• [WORK INSTRUCTION]: Show each line from the listing that includes the word "screenshot".

===== PROVIDED ENTRIES

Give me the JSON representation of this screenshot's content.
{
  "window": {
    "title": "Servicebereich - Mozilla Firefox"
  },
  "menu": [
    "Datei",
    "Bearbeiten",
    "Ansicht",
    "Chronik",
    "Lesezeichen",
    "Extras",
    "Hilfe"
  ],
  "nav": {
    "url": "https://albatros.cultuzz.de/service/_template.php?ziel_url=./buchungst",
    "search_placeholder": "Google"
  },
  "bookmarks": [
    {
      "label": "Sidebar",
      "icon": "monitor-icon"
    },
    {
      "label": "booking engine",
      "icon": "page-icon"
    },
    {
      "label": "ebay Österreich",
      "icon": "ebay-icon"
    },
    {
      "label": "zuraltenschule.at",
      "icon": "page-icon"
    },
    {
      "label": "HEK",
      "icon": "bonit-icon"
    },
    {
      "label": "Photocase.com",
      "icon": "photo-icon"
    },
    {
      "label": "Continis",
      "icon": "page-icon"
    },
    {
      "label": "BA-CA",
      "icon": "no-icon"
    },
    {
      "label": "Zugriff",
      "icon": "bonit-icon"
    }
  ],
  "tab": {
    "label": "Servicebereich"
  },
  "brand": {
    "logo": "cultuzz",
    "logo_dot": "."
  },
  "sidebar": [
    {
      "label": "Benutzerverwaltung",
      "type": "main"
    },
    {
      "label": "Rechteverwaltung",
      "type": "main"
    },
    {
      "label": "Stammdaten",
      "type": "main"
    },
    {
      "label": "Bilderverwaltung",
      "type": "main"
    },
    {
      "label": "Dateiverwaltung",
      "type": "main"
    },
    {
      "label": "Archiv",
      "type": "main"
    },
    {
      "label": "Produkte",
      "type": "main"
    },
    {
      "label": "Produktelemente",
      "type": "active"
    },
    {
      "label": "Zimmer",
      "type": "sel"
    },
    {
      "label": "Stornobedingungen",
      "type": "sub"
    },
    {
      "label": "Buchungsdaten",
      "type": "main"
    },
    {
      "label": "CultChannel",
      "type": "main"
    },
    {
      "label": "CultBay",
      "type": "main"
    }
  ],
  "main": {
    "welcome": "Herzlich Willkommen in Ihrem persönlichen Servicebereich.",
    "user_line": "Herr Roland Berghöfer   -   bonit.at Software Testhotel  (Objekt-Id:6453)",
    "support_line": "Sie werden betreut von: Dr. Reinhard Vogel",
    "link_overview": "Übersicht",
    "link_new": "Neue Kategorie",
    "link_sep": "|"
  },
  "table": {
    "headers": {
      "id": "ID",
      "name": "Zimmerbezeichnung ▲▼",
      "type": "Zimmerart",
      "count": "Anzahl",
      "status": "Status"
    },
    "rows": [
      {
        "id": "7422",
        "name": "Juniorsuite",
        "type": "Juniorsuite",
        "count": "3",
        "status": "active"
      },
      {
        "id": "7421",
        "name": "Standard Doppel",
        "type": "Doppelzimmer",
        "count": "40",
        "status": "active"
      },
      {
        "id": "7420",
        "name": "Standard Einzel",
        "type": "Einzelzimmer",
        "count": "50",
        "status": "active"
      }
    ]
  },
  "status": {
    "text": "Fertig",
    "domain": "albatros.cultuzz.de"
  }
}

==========
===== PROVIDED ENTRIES

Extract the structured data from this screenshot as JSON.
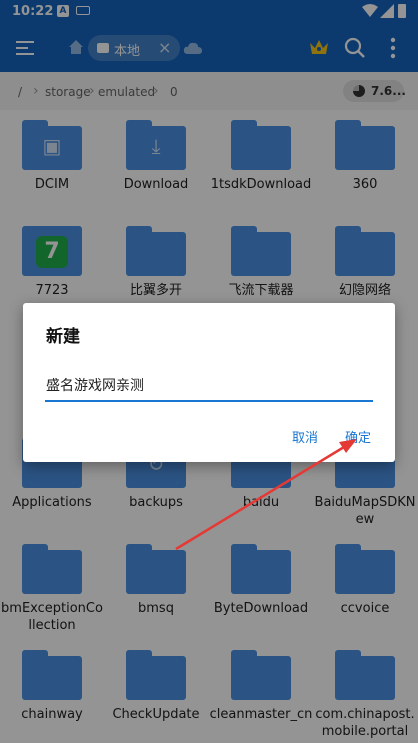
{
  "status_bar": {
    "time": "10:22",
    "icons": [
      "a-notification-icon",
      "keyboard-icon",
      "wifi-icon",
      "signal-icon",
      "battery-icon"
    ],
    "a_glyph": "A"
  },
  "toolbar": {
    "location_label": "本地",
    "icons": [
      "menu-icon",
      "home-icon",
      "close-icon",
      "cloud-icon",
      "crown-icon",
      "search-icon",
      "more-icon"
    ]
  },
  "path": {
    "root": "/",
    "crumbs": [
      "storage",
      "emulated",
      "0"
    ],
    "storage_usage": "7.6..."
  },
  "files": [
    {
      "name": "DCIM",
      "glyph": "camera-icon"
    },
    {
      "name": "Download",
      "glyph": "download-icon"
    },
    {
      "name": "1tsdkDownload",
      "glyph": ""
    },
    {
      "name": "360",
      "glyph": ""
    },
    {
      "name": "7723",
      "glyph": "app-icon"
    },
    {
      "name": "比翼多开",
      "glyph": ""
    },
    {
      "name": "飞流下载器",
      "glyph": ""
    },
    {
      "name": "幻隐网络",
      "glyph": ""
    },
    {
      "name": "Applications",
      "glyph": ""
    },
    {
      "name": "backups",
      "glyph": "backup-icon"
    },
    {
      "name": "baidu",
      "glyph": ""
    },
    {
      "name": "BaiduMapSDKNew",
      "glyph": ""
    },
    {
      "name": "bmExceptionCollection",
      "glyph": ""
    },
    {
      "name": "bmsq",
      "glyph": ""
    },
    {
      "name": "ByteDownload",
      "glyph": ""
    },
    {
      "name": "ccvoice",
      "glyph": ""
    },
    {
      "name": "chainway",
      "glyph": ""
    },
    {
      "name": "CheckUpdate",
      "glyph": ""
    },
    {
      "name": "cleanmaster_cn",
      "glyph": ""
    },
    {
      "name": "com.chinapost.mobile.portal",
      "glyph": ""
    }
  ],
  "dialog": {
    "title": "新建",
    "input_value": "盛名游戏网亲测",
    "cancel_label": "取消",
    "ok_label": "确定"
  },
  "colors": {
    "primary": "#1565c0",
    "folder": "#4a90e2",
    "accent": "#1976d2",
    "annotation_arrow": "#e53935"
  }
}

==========
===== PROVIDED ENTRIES

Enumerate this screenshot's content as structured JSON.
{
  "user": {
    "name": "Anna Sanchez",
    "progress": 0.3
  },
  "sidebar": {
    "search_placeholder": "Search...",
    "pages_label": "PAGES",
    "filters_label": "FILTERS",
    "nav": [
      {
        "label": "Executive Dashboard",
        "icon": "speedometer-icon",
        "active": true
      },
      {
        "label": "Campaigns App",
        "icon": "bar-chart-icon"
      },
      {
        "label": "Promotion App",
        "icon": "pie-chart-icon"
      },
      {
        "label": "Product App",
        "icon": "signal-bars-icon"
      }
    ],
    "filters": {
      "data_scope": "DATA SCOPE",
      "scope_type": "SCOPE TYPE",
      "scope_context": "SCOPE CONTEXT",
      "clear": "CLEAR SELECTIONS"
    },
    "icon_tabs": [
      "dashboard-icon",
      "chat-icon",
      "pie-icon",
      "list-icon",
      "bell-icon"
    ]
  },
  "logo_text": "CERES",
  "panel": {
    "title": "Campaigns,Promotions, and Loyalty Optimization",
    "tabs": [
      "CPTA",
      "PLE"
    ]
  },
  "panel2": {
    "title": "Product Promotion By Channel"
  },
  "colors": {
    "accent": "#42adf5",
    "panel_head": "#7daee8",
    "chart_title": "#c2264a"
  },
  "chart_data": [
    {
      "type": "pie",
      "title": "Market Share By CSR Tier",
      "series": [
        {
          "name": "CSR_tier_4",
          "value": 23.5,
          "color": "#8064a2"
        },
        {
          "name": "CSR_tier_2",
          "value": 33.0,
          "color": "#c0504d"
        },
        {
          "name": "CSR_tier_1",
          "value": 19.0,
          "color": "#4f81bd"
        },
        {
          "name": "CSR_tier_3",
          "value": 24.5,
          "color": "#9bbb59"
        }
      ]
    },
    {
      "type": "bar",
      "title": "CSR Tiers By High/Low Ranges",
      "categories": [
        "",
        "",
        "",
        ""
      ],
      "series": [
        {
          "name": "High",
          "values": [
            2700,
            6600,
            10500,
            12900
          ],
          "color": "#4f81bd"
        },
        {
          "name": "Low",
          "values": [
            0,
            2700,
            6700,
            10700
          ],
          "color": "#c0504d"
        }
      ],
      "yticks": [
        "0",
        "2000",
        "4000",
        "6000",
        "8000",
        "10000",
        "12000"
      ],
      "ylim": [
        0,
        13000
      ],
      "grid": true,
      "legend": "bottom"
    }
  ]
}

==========

• [RESPONSE TO THIS EXERCISE]:
Give me the JSON representation of this screenshot's content.
Extract the structured data from this screenshot as JSON.
Enumerate this screenshot's content as structured JSON.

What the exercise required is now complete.